◆ **Given data**:
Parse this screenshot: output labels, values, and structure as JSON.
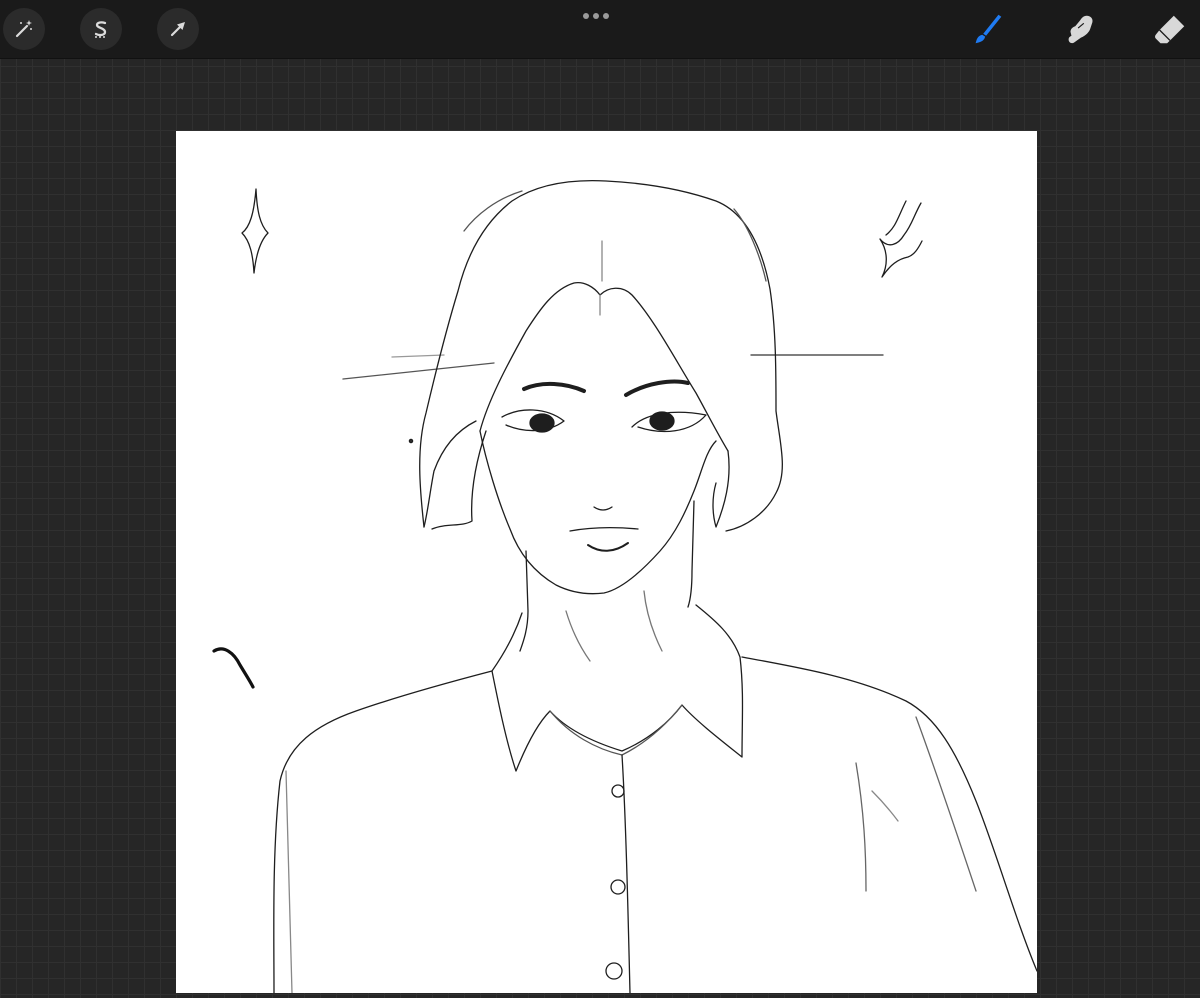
{
  "app": {
    "name": ""
  },
  "toolbar_left": [
    {
      "id": "adjustments",
      "icon": "magic-wand-icon"
    },
    {
      "id": "selection",
      "icon": "selection-s-icon"
    },
    {
      "id": "transform",
      "icon": "arrow-cursor-icon"
    }
  ],
  "toolbar_center": {
    "icon": "more-dots-icon"
  },
  "toolbar_right": [
    {
      "id": "paint",
      "icon": "brush-icon",
      "active": true
    },
    {
      "id": "smudge",
      "icon": "smudge-finger-icon",
      "active": false
    },
    {
      "id": "erase",
      "icon": "eraser-icon",
      "active": false
    }
  ],
  "colors": {
    "topbar": "#1a1a1a",
    "workspace": "#262626",
    "grid": "#303030",
    "active_tool": "#1f7bf2",
    "inactive_tool": "#d8d8d8",
    "canvas": "#ffffff",
    "ink": "#1a1a1a"
  },
  "canvas": {
    "subject": ""
  }
}
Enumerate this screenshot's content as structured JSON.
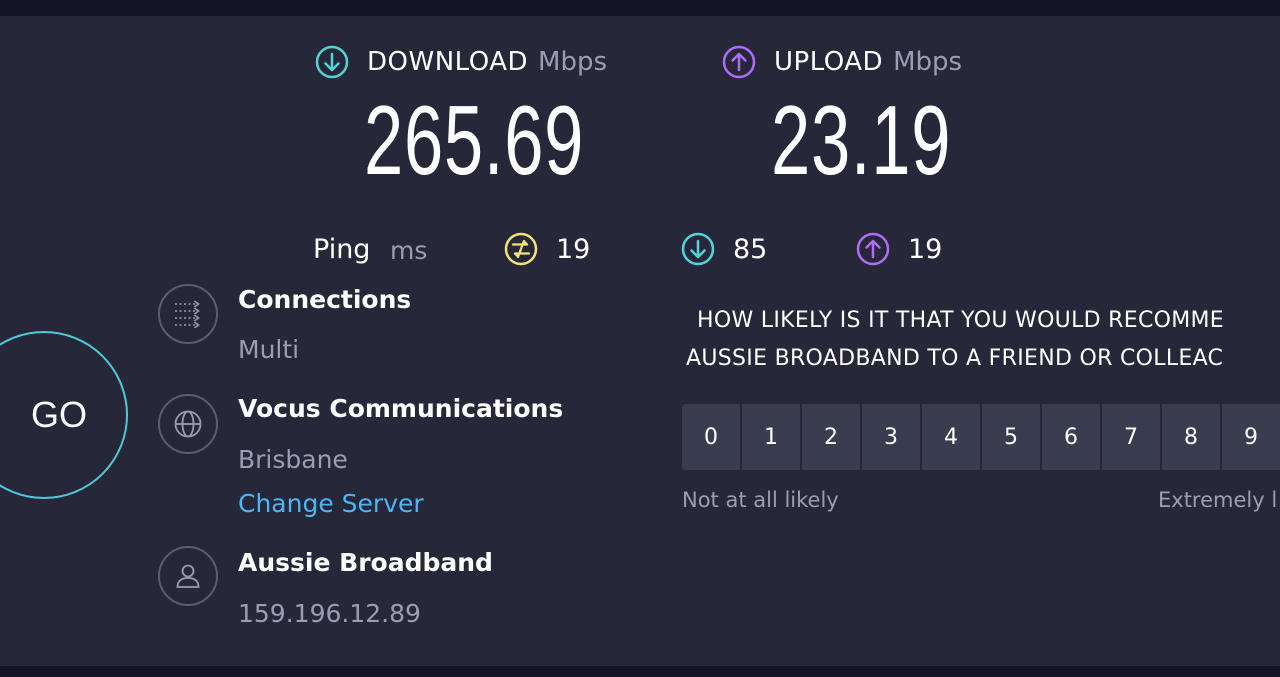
{
  "download": {
    "label": "DOWNLOAD",
    "unit": "Mbps",
    "value": "265.69",
    "icon": "arrow-down-circle-icon",
    "color": "#52d3d9"
  },
  "upload": {
    "label": "UPLOAD",
    "unit": "Mbps",
    "value": "23.19",
    "icon": "arrow-up-circle-icon",
    "color": "#b06cf7"
  },
  "ping": {
    "label": "Ping",
    "unit": "ms",
    "idle": {
      "value": "19",
      "icon": "ping-idle-icon",
      "color": "#f2e27a"
    },
    "download": {
      "value": "85",
      "icon": "arrow-down-circle-icon",
      "color": "#52d3d9"
    },
    "upload": {
      "value": "19",
      "icon": "arrow-up-circle-icon",
      "color": "#b06cf7"
    }
  },
  "go_button": {
    "label": "GO"
  },
  "connections": {
    "title": "Connections",
    "value": "Multi",
    "icon": "connections-icon"
  },
  "server": {
    "name": "Vocus Communications",
    "location": "Brisbane",
    "change_label": "Change Server",
    "icon": "globe-icon"
  },
  "provider": {
    "name": "Aussie Broadband",
    "ip": "159.196.12.89",
    "icon": "user-icon"
  },
  "survey": {
    "question_line1": "HOW LIKELY IS IT THAT YOU WOULD RECOMME",
    "question_line2": "AUSSIE BROADBAND TO A FRIEND OR COLLEAC",
    "scale": [
      "0",
      "1",
      "2",
      "3",
      "4",
      "5",
      "6",
      "7",
      "8",
      "9"
    ],
    "low_label": "Not at all likely",
    "high_label": "Extremely l"
  }
}
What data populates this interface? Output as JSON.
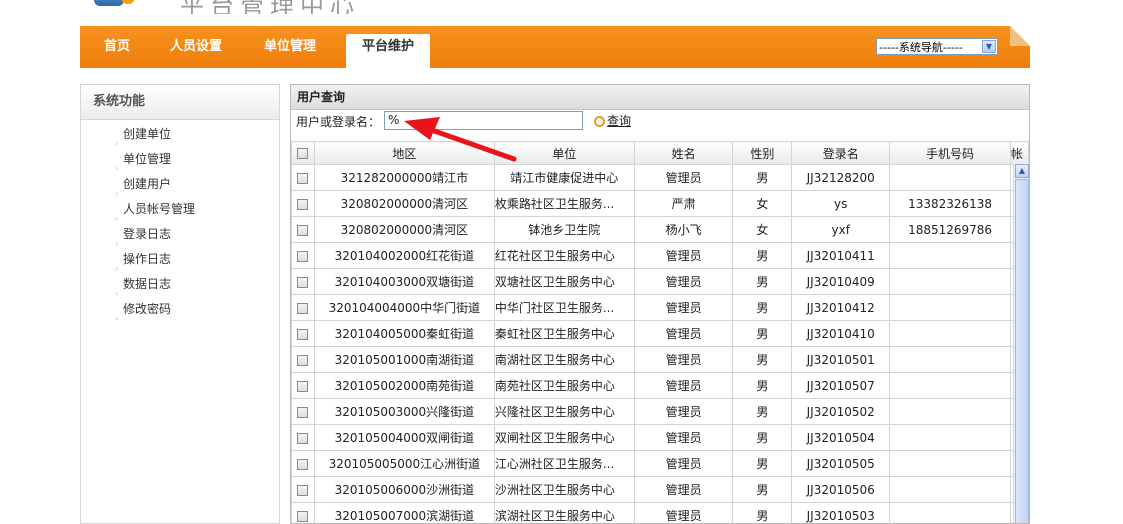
{
  "header": {
    "title": "平台管理中心"
  },
  "nav": {
    "items": [
      "首页",
      "人员设置",
      "单位管理",
      "平台维护"
    ],
    "active": "平台维护",
    "select_value": "-----系统导航-----"
  },
  "sidebar": {
    "title": "系统功能",
    "items": [
      "创建单位",
      "单位管理",
      "创建用户",
      "人员帐号管理",
      "登录日志",
      "操作日志",
      "数据日志",
      "修改密码"
    ]
  },
  "panel": {
    "title": "用户查询",
    "search_label": "用户或登录名：",
    "search_value": "%",
    "search_button": "查询"
  },
  "table": {
    "headers": [
      "地区",
      "单位",
      "姓名",
      "性别",
      "登录名",
      "手机号码",
      "帐"
    ],
    "rows": [
      [
        "321282000000靖江市",
        "靖江市健康促进中心",
        "管理员",
        "男",
        "JJ32128200",
        ""
      ],
      [
        "320802000000清河区",
        "枚乘路社区卫生服务...",
        "严肃",
        "女",
        "ys",
        "13382326138"
      ],
      [
        "320802000000清河区",
        "钵池乡卫生院",
        "杨小飞",
        "女",
        "yxf",
        "18851269786"
      ],
      [
        "320104002000红花街道",
        "红花社区卫生服务中心",
        "管理员",
        "男",
        "JJ32010411",
        ""
      ],
      [
        "320104003000双塘街道",
        "双塘社区卫生服务中心",
        "管理员",
        "男",
        "JJ32010409",
        ""
      ],
      [
        "320104004000中华门街道",
        "中华门社区卫生服务...",
        "管理员",
        "男",
        "JJ32010412",
        ""
      ],
      [
        "320104005000秦虹街道",
        "秦虹社区卫生服务中心",
        "管理员",
        "男",
        "JJ32010410",
        ""
      ],
      [
        "320105001000南湖街道",
        "南湖社区卫生服务中心",
        "管理员",
        "男",
        "JJ32010501",
        ""
      ],
      [
        "320105002000南苑街道",
        "南苑社区卫生服务中心",
        "管理员",
        "男",
        "JJ32010507",
        ""
      ],
      [
        "320105003000兴隆街道",
        "兴隆社区卫生服务中心",
        "管理员",
        "男",
        "JJ32010502",
        ""
      ],
      [
        "320105004000双闸街道",
        "双闸社区卫生服务中心",
        "管理员",
        "男",
        "JJ32010504",
        ""
      ],
      [
        "320105005000江心洲街道",
        "江心洲社区卫生服务...",
        "管理员",
        "男",
        "JJ32010505",
        ""
      ],
      [
        "320105006000沙洲街道",
        "沙洲社区卫生服务中心",
        "管理员",
        "男",
        "JJ32010506",
        ""
      ],
      [
        "320105007000滨湖街道",
        "滨湖社区卫生服务中心",
        "管理员",
        "男",
        "JJ32010503",
        ""
      ]
    ]
  },
  "colors": {
    "nav_orange": "#f08a12",
    "annotation_red": "#e8141a"
  }
}
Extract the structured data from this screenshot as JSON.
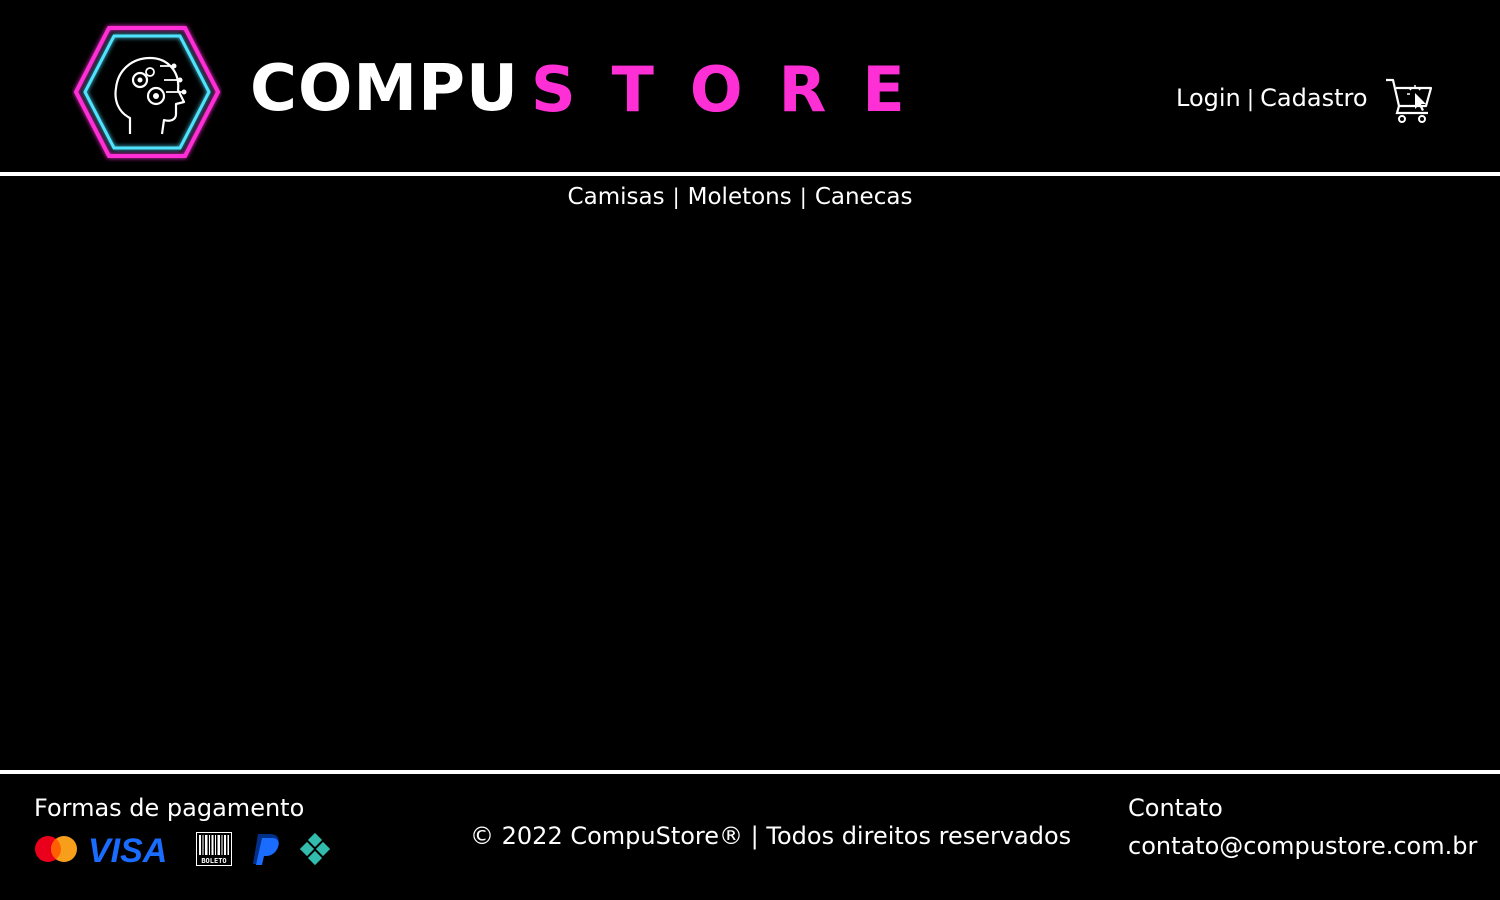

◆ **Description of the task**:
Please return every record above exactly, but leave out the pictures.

◆ **Task response**:
Parse this screenshot: output labels, values, and structure as JSON.
{
  "app": {
    "name": ""
  },
  "toolbar_left": [
    {
      "id": "adjustments",
      "icon": "magic-wand-icon"
    },
    {
      "id": "selection",
      "icon": "selection-s-icon"
    },
    {
      "id": "transform",
      "icon": "arrow-cursor-icon"
    }
  ],
  "toolbar_center": {
    "icon": "more-dots-icon"
  },
  "toolbar_right": [
    {
      "id": "paint",
      "icon": "brush-icon",
      "active": true
    },
    {
      "id": "smudge",
      "icon": "smudge-finger-icon",
      "active": false
    },
    {
      "id": "erase",
      "icon": "eraser-icon",
      "active": false
    }
  ],
  "colors": {
    "topbar": "#1a1a1a",
    "workspace": "#262626",
    "grid": "#303030",
    "active_tool": "#1f7bf2",
    "inactive_tool": "#d8d8d8",
    "canvas": "#ffffff",
    "ink": "#1a1a1a"
  },
  "canvas": {
    "subject": ""
  }
}
Enumerate this screenshot's content as structured JSON.
{
  "download": {
    "label": "DOWNLOAD",
    "unit": "Mbps",
    "value": "265.69",
    "icon": "arrow-down-circle-icon",
    "color": "#52d3d9"
  },
  "upload": {
    "label": "UPLOAD",
    "unit": "Mbps",
    "value": "23.19",
    "icon": "arrow-up-circle-icon",
    "color": "#b06cf7"
  },
  "ping": {
    "label": "Ping",
    "unit": "ms",
    "idle": {
      "value": "19",
      "icon": "ping-idle-icon",
      "color": "#f2e27a"
    },
    "download": {
      "value": "85",
      "icon": "arrow-down-circle-icon",
      "color": "#52d3d9"
    },
    "upload": {
      "value": "19",
      "icon": "arrow-up-circle-icon",
      "color": "#b06cf7"
    }
  },
  "go_button": {
    "label": "GO"
  },
  "connections": {
    "title": "Connections",
    "value": "Multi",
    "icon": "connections-icon"
  },
  "server": {
    "name": "Vocus Communications",
    "location": "Brisbane",
    "change_label": "Change Server",
    "icon": "globe-icon"
  },
  "provider": {
    "name": "Aussie Broadband",
    "ip": "159.196.12.89",
    "icon": "user-icon"
  },
  "survey": {
    "question_line1": "HOW LIKELY IS IT THAT YOU WOULD RECOMME",
    "question_line2": "AUSSIE BROADBAND TO A FRIEND OR COLLEAC",
    "scale": [
      "0",
      "1",
      "2",
      "3",
      "4",
      "5",
      "6",
      "7",
      "8",
      "9"
    ],
    "low_label": "Not at all likely",
    "high_label": "Extremely l"
  }
}
What data populates this interface? Output as JSON.
{
  "header": {
    "title": "平台管理中心"
  },
  "nav": {
    "items": [
      "首页",
      "人员设置",
      "单位管理",
      "平台维护"
    ],
    "active": "平台维护",
    "select_value": "-----系统导航-----"
  },
  "sidebar": {
    "title": "系统功能",
    "items": [
      "创建单位",
      "单位管理",
      "创建用户",
      "人员帐号管理",
      "登录日志",
      "操作日志",
      "数据日志",
      "修改密码"
    ]
  },
  "panel": {
    "title": "用户查询",
    "search_label": "用户或登录名：",
    "search_value": "%",
    "search_button": "查询"
  },
  "table": {
    "headers": [
      "地区",
      "单位",
      "姓名",
      "性别",
      "登录名",
      "手机号码",
      "帐"
    ],
    "rows": [
      [
        "321282000000靖江市",
        "靖江市健康促进中心",
        "管理员",
        "男",
        "JJ32128200",
        ""
      ],
      [
        "320802000000清河区",
        "枚乘路社区卫生服务...",
        "严肃",
        "女",
        "ys",
        "13382326138"
      ],
      [
        "320802000000清河区",
        "钵池乡卫生院",
        "杨小飞",
        "女",
        "yxf",
        "18851269786"
      ],
      [
        "320104002000红花街道",
        "红花社区卫生服务中心",
        "管理员",
        "男",
        "JJ32010411",
        ""
      ],
      [
        "320104003000双塘街道",
        "双塘社区卫生服务中心",
        "管理员",
        "男",
        "JJ32010409",
        ""
      ],
      [
        "320104004000中华门街道",
        "中华门社区卫生服务...",
        "管理员",
        "男",
        "JJ32010412",
        ""
      ],
      [
        "320104005000秦虹街道",
        "秦虹社区卫生服务中心",
        "管理员",
        "男",
        "JJ32010410",
        ""
      ],
      [
        "320105001000南湖街道",
        "南湖社区卫生服务中心",
        "管理员",
        "男",
        "JJ32010501",
        ""
      ],
      [
        "320105002000南苑街道",
        "南苑社区卫生服务中心",
        "管理员",
        "男",
        "JJ32010507",
        ""
      ],
      [
        "320105003000兴隆街道",
        "兴隆社区卫生服务中心",
        "管理员",
        "男",
        "JJ32010502",
        ""
      ],
      [
        "320105004000双闸街道",
        "双闸社区卫生服务中心",
        "管理员",
        "男",
        "JJ32010504",
        ""
      ],
      [
        "320105005000江心洲街道",
        "江心洲社区卫生服务...",
        "管理员",
        "男",
        "JJ32010505",
        ""
      ],
      [
        "320105006000沙洲街道",
        "沙洲社区卫生服务中心",
        "管理员",
        "男",
        "JJ32010506",
        ""
      ],
      [
        "320105007000滨湖街道",
        "滨湖社区卫生服务中心",
        "管理员",
        "男",
        "JJ32010503",
        ""
      ]
    ]
  },
  "colors": {
    "nav_orange": "#f08a12",
    "annotation_red": "#e8141a"
  }
}
Extract the structured data from this screenshot as JSON.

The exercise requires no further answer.